• **Task item**:
Would you return all of this data exactly, leaving nothing out?

• **Data listing**:
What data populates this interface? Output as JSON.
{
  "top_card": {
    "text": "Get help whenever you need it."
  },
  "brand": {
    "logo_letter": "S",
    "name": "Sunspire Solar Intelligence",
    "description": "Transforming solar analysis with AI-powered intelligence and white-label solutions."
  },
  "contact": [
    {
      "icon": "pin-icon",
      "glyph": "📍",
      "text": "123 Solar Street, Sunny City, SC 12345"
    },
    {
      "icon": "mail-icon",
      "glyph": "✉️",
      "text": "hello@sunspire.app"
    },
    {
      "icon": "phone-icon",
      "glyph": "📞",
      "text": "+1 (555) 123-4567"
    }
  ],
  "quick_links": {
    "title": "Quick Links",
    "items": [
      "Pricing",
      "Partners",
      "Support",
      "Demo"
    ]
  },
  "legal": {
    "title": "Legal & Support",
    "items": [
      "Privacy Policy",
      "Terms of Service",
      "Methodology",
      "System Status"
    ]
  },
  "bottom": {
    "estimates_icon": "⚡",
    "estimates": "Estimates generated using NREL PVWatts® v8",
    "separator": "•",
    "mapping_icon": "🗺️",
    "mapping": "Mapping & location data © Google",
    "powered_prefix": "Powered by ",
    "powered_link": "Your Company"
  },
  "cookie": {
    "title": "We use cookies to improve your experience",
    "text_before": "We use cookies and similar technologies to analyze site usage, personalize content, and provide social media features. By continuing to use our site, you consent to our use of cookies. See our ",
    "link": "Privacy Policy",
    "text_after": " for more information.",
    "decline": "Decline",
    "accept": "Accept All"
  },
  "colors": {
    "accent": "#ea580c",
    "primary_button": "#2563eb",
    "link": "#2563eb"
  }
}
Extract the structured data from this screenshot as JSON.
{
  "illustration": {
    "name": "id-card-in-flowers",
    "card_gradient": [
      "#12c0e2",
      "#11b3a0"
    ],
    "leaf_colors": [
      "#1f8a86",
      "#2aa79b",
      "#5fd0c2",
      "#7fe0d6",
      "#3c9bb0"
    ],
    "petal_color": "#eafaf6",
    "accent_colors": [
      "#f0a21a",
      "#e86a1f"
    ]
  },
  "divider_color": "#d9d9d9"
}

• **Result for this exercise**:
What data populates this interface? Output as JSON.
{
  "top_card": {
    "text": "Get help whenever you need it."
  },
  "brand": {
    "logo_letter": "S",
    "name": "Sunspire Solar Intelligence",
    "description": "Transforming solar analysis with AI-powered intelligence and white-label solutions."
  },
  "contact": [
    {
      "icon": "pin-icon",
      "glyph": "📍",
      "text": "123 Solar Street, Sunny City, SC 12345"
    },
    {
      "icon": "mail-icon",
      "glyph": "✉️",
      "text": "hello@sunspire.app"
    },
    {
      "icon": "phone-icon",
      "glyph": "📞",
      "text": "+1 (555) 123-4567"
    }
  ],
  "quick_links": {
    "title": "Quick Links",
    "items": [
      "Pricing",
      "Partners",
      "Support",
      "Demo"
    ]
  },
  "legal": {
    "title": "Legal & Support",
    "items": [
      "Privacy Policy",
      "Terms of Service",
      "Methodology",
      "System Status"
    ]
  },
  "bottom": {
    "estimates_icon": "⚡",
    "estimates": "Estimates generated using NREL PVWatts® v8",
    "separator": "•",
    "mapping_icon": "🗺️",
    "mapping": "Mapping & location data © Google",
    "powered_prefix": "Powered by ",
    "powered_link": "Your Company"
  },
  "cookie": {
    "title": "We use cookies to improve your experience",
    "text_before": "We use cookies and similar technologies to analyze site usage, personalize content, and provide social media features. By continuing to use our site, you consent to our use of cookies. See our ",
    "link": "Privacy Policy",
    "text_after": " for more information.",
    "decline": "Decline",
    "accept": "Accept All"
  },
  "colors": {
    "accent": "#ea580c",
    "primary_button": "#2563eb",
    "link": "#2563eb"
  }
}
Extract the structured data from this screenshot as JSON.
{
  "illustration": {
    "name": "id-card-in-flowers",
    "card_gradient": [
      "#12c0e2",
      "#11b3a0"
    ],
    "leaf_colors": [
      "#1f8a86",
      "#2aa79b",
      "#5fd0c2",
      "#7fe0d6",
      "#3c9bb0"
    ],
    "petal_color": "#eafaf6",
    "accent_colors": [
      "#f0a21a",
      "#e86a1f"
    ]
  },
  "divider_color": "#d9d9d9"
}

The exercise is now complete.